It is not necessary to specify a hollow superconducting sphere in order to plainly address the the use of a Faraday cage to attenuate the emission of electromagnetic signals originating within the enclosure. Also, we'll just assume a metal foil or panel rather than a metal screen material for the walls (and floor and ceiling) of the enclosure, since the reasons for using screen are unrelated, e.g., simplified ventilation, light weight and visibility advantage over solid panels. I will refer to the cage as a shielded enclosure or shielded room since that is typically where the application lies, i.e., the reduction of EMI/RFI emission for security applications (for example EMSEC in the NSA TEMPEST specifications). I think this model is more applicable than attempting to visualize typically static charge redistribution.
There is an excellent treatment of the problem at Architectural Electromagnetic Shielding Handbook by Leland H. Hemming – 2000.
We will assume the emitting source is placed at a reasonable distance from the wall of the enclosure (inside) such that we are concerned with far field radiation (radiation that has escaped the antenna; 1/6 wavelength is often used as an approximate distance for predominance of radiation field in shielding applications) propagating outwards towards the enclosing shield wall.
The attenuation provided by the shield results from three mechanisms: (1) reflection of an electromagnetic wave when it encounters an impedance disontinuity, e.g., the air to metal impedance discontinuity as the wave encounters the shield (2) absorption within the shield material of portions of the wave energy not reflected as it transfers some energy in heating the shield and (3) possible additional reflections within the shield and at the impedance discontinuity as any remnant of the wave encounters another metal (typical shield material) air boundary. The diagram below is for a wave approaching from outside; simply reverse the label, i.e., let "inside of enclosure" in the diagram be "outside of enclosure."
Electromagnetic radiation is primarily shielded by reflection via mobile charge carriers (electrons or holes) which interact with the radiation. High conductivity of the shield is not required, e.g. on the order of 1 ohm is usually sufficient. Electrical conductivity is not the criterion for shielding (though conductivity enhances shielding) though, since that would require connectivity in the conduction path, e.g., to ground.
Metals, the most common EM shielding material, function mainly by reflection via their free electrons. The secondary mechanism of shielding is absorption via electric and/or magnetic dipoles which interact with the incident EM field. Materials for EMI shielding
The reflection loss depends on the impedance of the shield and the wave impedance. Metals have a much lower surface impedance than the high-impedance electric field and therefore reflect that energy well. The lower impedance magnetic field is comparable in impedance to the metal surface so attenuation of magnetic field is primarily through absorption in the shield. There is typically not an excessive amount of shield thickness required to achieve that end. For example, a Series 81 Shielded Room uses 28-gauge galvanized steel (about 0.0187 inch thick) to exceed NSA 65-694-106/CID 09.12 shielding effectiveness.Series 81 Shielded Room Datasheet (The sum of reflection, absorption or multiple reflections in dB is the shielding effectiveness and the absorption loss is proportional to the thickness of the shield.)

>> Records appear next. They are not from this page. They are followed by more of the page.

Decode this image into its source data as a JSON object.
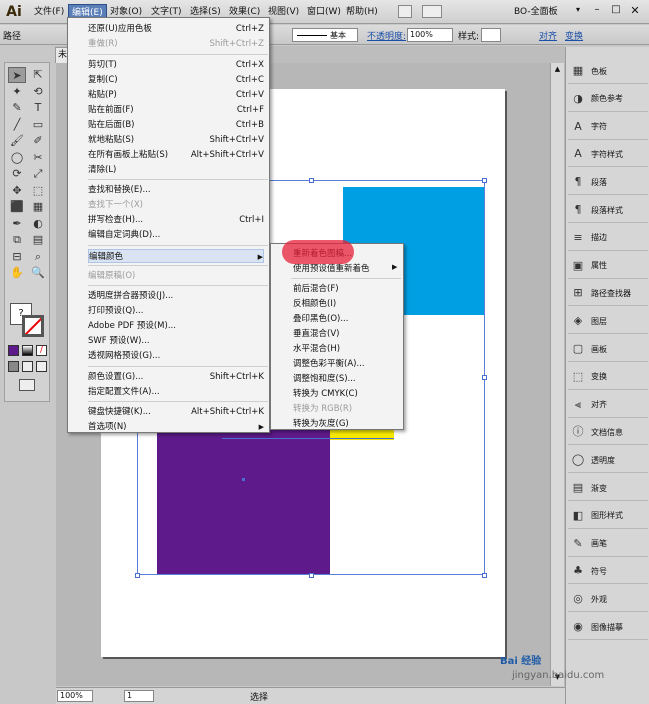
{
  "app": {
    "logo": "Ai",
    "workspace_label": "BO-全面板"
  },
  "menubar": [
    {
      "label": "文件(F)",
      "active": false
    },
    {
      "label": "编辑(E)",
      "active": true
    },
    {
      "label": "对象(O)",
      "active": false
    },
    {
      "label": "文字(T)",
      "active": false
    },
    {
      "label": "选择(S)",
      "active": false
    },
    {
      "label": "效果(C)",
      "active": false
    },
    {
      "label": "视图(V)",
      "active": false
    },
    {
      "label": "窗口(W)",
      "active": false
    },
    {
      "label": "帮助(H)",
      "active": false
    }
  ],
  "control_bar": {
    "left_label": "路径",
    "stroke_style": "基本",
    "opacity_label": "不透明度:",
    "opacity_value": "100%",
    "style_label": "样式:",
    "align_link": "对齐",
    "transform_link": "变换"
  },
  "doc_tab": {
    "label": "未"
  },
  "edit_menu": {
    "items": [
      {
        "label": "还原(U)应用色板",
        "shortcut": "Ctrl+Z",
        "disabled": false
      },
      {
        "label": "重做(R)",
        "shortcut": "Shift+Ctrl+Z",
        "disabled": true
      },
      {
        "label": "剪切(T)",
        "shortcut": "Ctrl+X",
        "disabled": false
      },
      {
        "label": "复制(C)",
        "shortcut": "Ctrl+C",
        "disabled": false
      },
      {
        "label": "粘贴(P)",
        "shortcut": "Ctrl+V",
        "disabled": false
      },
      {
        "label": "贴在前面(F)",
        "shortcut": "Ctrl+F",
        "disabled": false
      },
      {
        "label": "贴在后面(B)",
        "shortcut": "Ctrl+B",
        "disabled": false
      },
      {
        "label": "就地粘贴(S)",
        "shortcut": "Shift+Ctrl+V",
        "disabled": false
      },
      {
        "label": "在所有画板上粘贴(S)",
        "shortcut": "Alt+Shift+Ctrl+V",
        "disabled": false
      },
      {
        "label": "清除(L)",
        "shortcut": "",
        "disabled": false
      },
      {
        "label": "查找和替换(E)...",
        "shortcut": "",
        "disabled": false
      },
      {
        "label": "查找下一个(X)",
        "shortcut": "",
        "disabled": true
      },
      {
        "label": "拼写检查(H)...",
        "shortcut": "Ctrl+I",
        "disabled": false
      },
      {
        "label": "编辑自定词典(D)...",
        "shortcut": "",
        "disabled": false
      },
      {
        "label": "编辑颜色",
        "shortcut": "",
        "disabled": false
      },
      {
        "label": "编辑原稿(O)",
        "shortcut": "",
        "disabled": true
      },
      {
        "label": "透明度拼合器预设(J)...",
        "shortcut": "",
        "disabled": false
      },
      {
        "label": "打印预设(Q)...",
        "shortcut": "",
        "disabled": false
      },
      {
        "label": "Adobe PDF 预设(M)...",
        "shortcut": "",
        "disabled": false
      },
      {
        "label": "SWF 预设(W)...",
        "shortcut": "",
        "disabled": false
      },
      {
        "label": "透视网格预设(G)...",
        "shortcut": "",
        "disabled": false
      },
      {
        "label": "颜色设置(G)...",
        "shortcut": "Shift+Ctrl+K",
        "disabled": false
      },
      {
        "label": "指定配置文件(A)...",
        "shortcut": "",
        "disabled": false
      },
      {
        "label": "键盘快捷键(K)...",
        "shortcut": "Alt+Shift+Ctrl+K",
        "disabled": false
      },
      {
        "label": "首选项(N)",
        "shortcut": "",
        "disabled": false
      }
    ]
  },
  "color_submenu": {
    "items": [
      {
        "label": "重新着色图稿...",
        "disabled": false
      },
      {
        "label": "使用预设值重新着色",
        "disabled": false
      },
      {
        "label": "前后混合(F)",
        "disabled": false
      },
      {
        "label": "反相颜色(I)",
        "disabled": false
      },
      {
        "label": "叠印黑色(O)...",
        "disabled": false
      },
      {
        "label": "垂直混合(V)",
        "disabled": false
      },
      {
        "label": "水平混合(H)",
        "disabled": false
      },
      {
        "label": "调整色彩平衡(A)...",
        "disabled": false
      },
      {
        "label": "调整饱和度(S)...",
        "disabled": false
      },
      {
        "label": "转换为 CMYK(C)",
        "disabled": false
      },
      {
        "label": "转换为 RGB(R)",
        "disabled": true
      },
      {
        "label": "转换为灰度(G)",
        "disabled": false
      }
    ]
  },
  "shapes": {
    "blue": "#009fe3",
    "purple": "#5e1a8a",
    "yellow": "#f5e800",
    "selection": "#4b6fd0",
    "highlight": "#e8203a"
  },
  "panels": [
    {
      "label": "色板",
      "icon": "swatches-icon"
    },
    {
      "label": "颜色参考",
      "icon": "color-guide-icon"
    },
    {
      "label": "字符",
      "icon": "character-icon"
    },
    {
      "label": "字符样式",
      "icon": "character-styles-icon"
    },
    {
      "label": "段落",
      "icon": "paragraph-icon"
    },
    {
      "label": "段落样式",
      "icon": "paragraph-styles-icon"
    },
    {
      "label": "描边",
      "icon": "stroke-icon"
    },
    {
      "label": "属性",
      "icon": "attributes-icon"
    },
    {
      "label": "路径查找器",
      "icon": "pathfinder-icon"
    },
    {
      "label": "图层",
      "icon": "layers-icon"
    },
    {
      "label": "画板",
      "icon": "artboards-icon"
    },
    {
      "label": "变换",
      "icon": "transform-icon"
    },
    {
      "label": "对齐",
      "icon": "align-icon"
    },
    {
      "label": "文档信息",
      "icon": "document-info-icon"
    },
    {
      "label": "透明度",
      "icon": "transparency-icon"
    },
    {
      "label": "渐变",
      "icon": "gradient-icon"
    },
    {
      "label": "图形样式",
      "icon": "graphic-styles-icon"
    },
    {
      "label": "画笔",
      "icon": "brushes-icon"
    },
    {
      "label": "符号",
      "icon": "symbols-icon"
    },
    {
      "label": "外观",
      "icon": "appearance-icon"
    },
    {
      "label": "图像描摹",
      "icon": "image-trace-icon"
    }
  ],
  "statusbar": {
    "zoom": "100%",
    "page": "1",
    "tool": "选择"
  },
  "watermark": {
    "text": "jingyan.baidu.com",
    "brand": "Bai 经验"
  }
}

If you would like to see a more mathematical treatment of the behavior of electromagnetic waves as they encounter a boundary, MIT has some useful work here:
Reflection & Transmission of EM Waves